“I would like to thank Speaker Pelosi and our leadership for putting together an outstanding bill, and thank Mr. Lantos and the leadership of our committee for provisions within the jurisdiction of the Foreign Affairs Committee.
“I expect to be the chair of the subcommittee of the Foreign Affairs Committee that deals with terrorism and nonproliferation, and I want to focus on those matters in my short presentation here today.
“The most important issue facing the United States, and certainly the most important part of this bill, deals with preventing nuclear attack on American cities. Since a nuclear bomb is about the size of a person, it could be smuggled into the United States inside a bale of marijuana. Now, I know that this bill will deal with port security, but we cannot expect our ports or our borders to be airtight. The key is preventing the worst people from getting their hands on the worst weapons. This bill implements several provisions that will be helpful in that regard.
“First, it authorizes all funds necessary for the Nunn-Lugar program to help Russia get security control over its thousands of arguably excessively loose nukes, the weapons left over from the Cold War.

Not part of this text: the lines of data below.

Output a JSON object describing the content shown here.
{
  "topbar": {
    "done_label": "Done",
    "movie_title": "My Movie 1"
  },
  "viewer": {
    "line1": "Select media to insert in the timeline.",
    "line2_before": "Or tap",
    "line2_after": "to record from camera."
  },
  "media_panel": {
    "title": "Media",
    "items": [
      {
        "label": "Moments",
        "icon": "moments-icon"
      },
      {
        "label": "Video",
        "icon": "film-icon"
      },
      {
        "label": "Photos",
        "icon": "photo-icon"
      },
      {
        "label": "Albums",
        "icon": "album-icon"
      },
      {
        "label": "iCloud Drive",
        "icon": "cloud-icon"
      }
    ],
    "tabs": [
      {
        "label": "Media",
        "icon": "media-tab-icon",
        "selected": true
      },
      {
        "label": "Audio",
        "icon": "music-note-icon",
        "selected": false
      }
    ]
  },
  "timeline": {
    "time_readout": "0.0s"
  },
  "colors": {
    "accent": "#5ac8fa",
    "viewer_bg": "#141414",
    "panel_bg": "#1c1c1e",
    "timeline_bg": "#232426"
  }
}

“Second, it authorizes all funds necessary for the Global Threat Reduction Initiative that gets control of the 20 tons of highly enriched uranium at various nuclear reactor sites around the world, many of them unsecured.
“But I want to emphasize, this bill only authorizes funds and it will be meaningless unless we appropriate the funds. I look forward to an appropriation bill that does just that as quickly as possible.
“This bill imposes sanctions limiting the sale of U.S. weapons to those who provide centrifuges to Iran. I hope the administration will be able to report to us before they send the F-16s that Pakistan has verifiably and permanently halted its aid to the Iranian nuclear weapons program.
“This bill will do a lot, but we have to do more to prevent nuclear weapons from falling into the worst hands.
“The bill also contains important provisions dealing with public diplomacy and youth education.
“I think that the United States should print the textbooks for the poorest nations in the world. In doing so, we can help parents in countries who are so poor that they make only a dollar a day or less who are required to provide textbooks for their kids or their kids can’t go to school.
At the same time, we can assure American taxpayers that our dollars are being spent to help kids and not to teach hate. So I look forward to a foreign aid bill that focuses on the textbook needs of those in the poorest countries in the world.”